**TASK TO CARRY OUT**
I'd like every line from the material below that has "https" in it.

**RECORDS TO PROCESS**
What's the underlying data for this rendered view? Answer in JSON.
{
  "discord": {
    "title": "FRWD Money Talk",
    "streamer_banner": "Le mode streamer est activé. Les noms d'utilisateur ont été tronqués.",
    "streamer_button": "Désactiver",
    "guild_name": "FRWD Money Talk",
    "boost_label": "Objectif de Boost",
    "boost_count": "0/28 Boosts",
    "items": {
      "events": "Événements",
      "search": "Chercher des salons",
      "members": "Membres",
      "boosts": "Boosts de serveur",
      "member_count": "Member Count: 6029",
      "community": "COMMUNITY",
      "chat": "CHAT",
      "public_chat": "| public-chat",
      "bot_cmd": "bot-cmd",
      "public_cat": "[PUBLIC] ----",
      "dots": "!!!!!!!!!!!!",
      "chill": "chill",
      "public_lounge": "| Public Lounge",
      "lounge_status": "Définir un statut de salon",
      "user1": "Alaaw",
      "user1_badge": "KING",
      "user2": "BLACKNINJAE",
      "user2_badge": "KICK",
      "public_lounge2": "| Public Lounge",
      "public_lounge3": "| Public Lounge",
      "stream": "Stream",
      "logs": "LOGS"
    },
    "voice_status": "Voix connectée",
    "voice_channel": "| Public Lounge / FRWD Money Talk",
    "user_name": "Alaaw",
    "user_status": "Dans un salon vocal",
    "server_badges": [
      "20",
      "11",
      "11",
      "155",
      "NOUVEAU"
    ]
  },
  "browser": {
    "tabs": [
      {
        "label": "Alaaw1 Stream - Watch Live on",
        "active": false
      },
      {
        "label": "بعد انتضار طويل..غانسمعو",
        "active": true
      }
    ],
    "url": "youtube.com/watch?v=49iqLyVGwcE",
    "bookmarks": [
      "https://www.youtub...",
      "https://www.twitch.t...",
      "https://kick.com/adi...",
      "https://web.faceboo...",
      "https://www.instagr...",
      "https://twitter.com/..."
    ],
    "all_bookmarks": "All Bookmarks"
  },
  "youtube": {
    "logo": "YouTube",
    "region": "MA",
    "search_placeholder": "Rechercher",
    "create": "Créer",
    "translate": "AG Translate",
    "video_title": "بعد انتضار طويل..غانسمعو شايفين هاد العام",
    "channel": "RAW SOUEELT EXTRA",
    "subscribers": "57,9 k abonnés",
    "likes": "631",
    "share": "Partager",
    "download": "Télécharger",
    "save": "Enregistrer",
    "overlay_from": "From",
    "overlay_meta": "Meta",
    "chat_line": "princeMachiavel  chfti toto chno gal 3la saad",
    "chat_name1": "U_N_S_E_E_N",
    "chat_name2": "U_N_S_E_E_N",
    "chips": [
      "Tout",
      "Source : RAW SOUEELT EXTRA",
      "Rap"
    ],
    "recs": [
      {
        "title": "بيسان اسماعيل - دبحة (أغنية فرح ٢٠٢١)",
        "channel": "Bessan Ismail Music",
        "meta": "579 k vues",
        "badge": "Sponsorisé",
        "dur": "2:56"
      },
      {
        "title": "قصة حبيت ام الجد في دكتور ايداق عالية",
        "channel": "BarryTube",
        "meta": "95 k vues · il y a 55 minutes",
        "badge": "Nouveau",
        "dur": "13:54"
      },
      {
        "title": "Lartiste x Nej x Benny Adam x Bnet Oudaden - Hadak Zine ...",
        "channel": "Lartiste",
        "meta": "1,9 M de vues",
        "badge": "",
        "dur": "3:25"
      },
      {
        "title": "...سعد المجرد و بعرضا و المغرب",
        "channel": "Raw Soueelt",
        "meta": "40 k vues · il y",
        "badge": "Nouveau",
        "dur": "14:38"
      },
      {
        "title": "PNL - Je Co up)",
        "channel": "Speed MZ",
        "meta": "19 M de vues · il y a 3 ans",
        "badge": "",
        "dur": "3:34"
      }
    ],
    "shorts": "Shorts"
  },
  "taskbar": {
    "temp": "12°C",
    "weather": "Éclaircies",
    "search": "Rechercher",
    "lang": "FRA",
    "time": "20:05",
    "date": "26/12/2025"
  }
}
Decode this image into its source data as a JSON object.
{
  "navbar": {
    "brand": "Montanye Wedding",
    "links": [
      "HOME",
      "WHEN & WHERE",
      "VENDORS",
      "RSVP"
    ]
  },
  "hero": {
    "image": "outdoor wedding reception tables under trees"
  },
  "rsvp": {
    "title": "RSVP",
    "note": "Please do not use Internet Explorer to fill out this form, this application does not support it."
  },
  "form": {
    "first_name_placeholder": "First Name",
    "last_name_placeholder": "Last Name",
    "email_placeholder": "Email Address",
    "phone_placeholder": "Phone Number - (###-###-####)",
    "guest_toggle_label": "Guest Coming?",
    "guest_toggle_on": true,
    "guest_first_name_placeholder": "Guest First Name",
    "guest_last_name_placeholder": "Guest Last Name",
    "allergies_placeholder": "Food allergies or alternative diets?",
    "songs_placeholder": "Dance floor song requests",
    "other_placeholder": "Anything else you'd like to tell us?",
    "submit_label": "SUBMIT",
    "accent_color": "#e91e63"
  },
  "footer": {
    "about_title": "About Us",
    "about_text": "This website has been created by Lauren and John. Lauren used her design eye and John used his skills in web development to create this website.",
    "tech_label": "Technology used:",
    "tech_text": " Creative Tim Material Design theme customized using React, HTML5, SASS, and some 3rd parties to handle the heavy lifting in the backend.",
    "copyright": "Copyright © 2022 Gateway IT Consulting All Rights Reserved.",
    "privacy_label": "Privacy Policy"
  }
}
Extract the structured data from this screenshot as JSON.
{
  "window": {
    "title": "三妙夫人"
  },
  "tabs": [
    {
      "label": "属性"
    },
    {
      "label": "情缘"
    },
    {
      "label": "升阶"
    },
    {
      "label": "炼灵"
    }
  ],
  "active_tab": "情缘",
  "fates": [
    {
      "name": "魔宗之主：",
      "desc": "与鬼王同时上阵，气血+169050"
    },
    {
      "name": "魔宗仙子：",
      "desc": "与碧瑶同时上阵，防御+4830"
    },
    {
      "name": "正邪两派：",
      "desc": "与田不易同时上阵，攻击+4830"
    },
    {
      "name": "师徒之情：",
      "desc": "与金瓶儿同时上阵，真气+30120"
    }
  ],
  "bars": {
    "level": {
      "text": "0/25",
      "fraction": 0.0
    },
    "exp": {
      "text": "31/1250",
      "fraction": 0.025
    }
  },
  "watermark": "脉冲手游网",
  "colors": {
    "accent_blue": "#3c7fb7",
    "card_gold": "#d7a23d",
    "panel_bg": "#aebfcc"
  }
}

**SOLUTION BELOW**
      "https://www.youtub...",
      "https://www.twitch.t...",
      "https://kick.com/adi...",
      "https://web.faceboo...",
      "https://www.instagr...",
      "https://twitter.com/..."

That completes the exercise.